‘I was fooled’: Brexiteer tells James O’Brien he would now vote Remain
PUBLISHED: 17:26 19 September 2019 | UPDATED: 17:43 19 September 2019
A man who voted to leave the EU has admitted he would now vote Remain, saying: “I was fooled”.
Become a Supporter
The New European is proud of its journalism and we hope you are proud of it too. If you value what we are doing, you can help us by making a contribution to the cost of our journalism
Caller Daniel from Newton told James O'Brien on his LBC show that he was scared of upcoming trade deals with America and would now vote Remain.
He said that during the referendum, he "wasn't just a passionate Leaver", but even "drove people to the booth to vote Leave".
One of his main reasons for wanting to leave the EU had been because of the bloc's interest in the controversial Transatlantic Trade and Investment Partnership (TTIP).
TTIP was a series of trade negotiations between the EU and US, which ended without conclusion in 2016.
The LBC caller said: "That was why I wanted to get out. After the vote, obviously the EU voted TTIP down, so I should have stayed in.
"I would vote Remain now. I am quite emotional about this, because I was fooled."
O'Brien told Daniel that he shouldn't be so hard on himself, noting "there's a lot of effort put into persuading you to do what you do by clever, wealthy, powerful people."
O'Brien added: "The way the TTIP was portrayed, it was a proposed trade agreement between the whole of the EU and the US, and there was a lot in it that was deeply problematical.
"By all means get emotional but don't be hard on yourself."
Daniel said there are still things he does not like about the EU. "But any sort of agreement with America scares the life out of me," he said.
"Jeremy Corbyn - I'm not a big fan of his, I'd never vote for someone naturally like him - but he's the only person offering a customs union," he continued.
"A customs union takes any trade deal with America out of the equation, because it means we have to retain all of the workers' rights."
O'Brien then clarified that a customs union would still allow the UK to trade with the US nearly as much as it liked, but said "it means we won't be compelled to accept their standards in various area which are, I think everyone agrees, lower than the European Union".
The caller agreed, saying: "I don't want TTIP under any guise."
Become a Supporter

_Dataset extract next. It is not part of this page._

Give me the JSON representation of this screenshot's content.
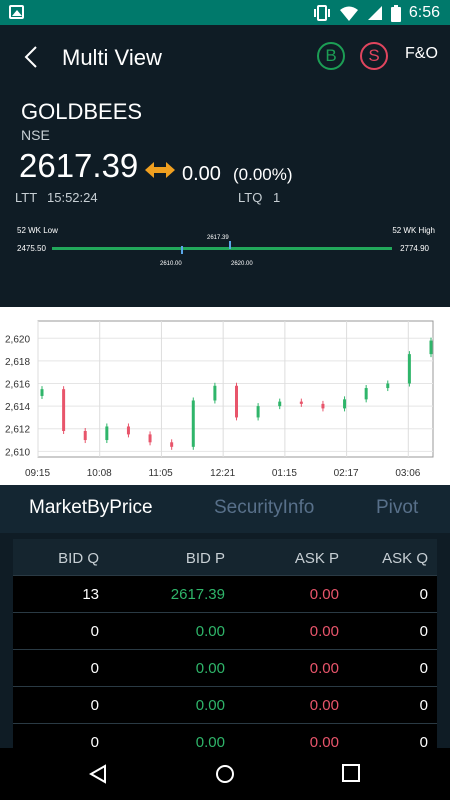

The New European is proud of its journalism and we hope you are proud of it too. We believe our voice is important - both in representing the pro-EU perspective and also to help rebalance the right wing extremes of much of the UK national press. If you value what we are doing, you can help us by making a contribution to the cost of our journalism.Become a supporter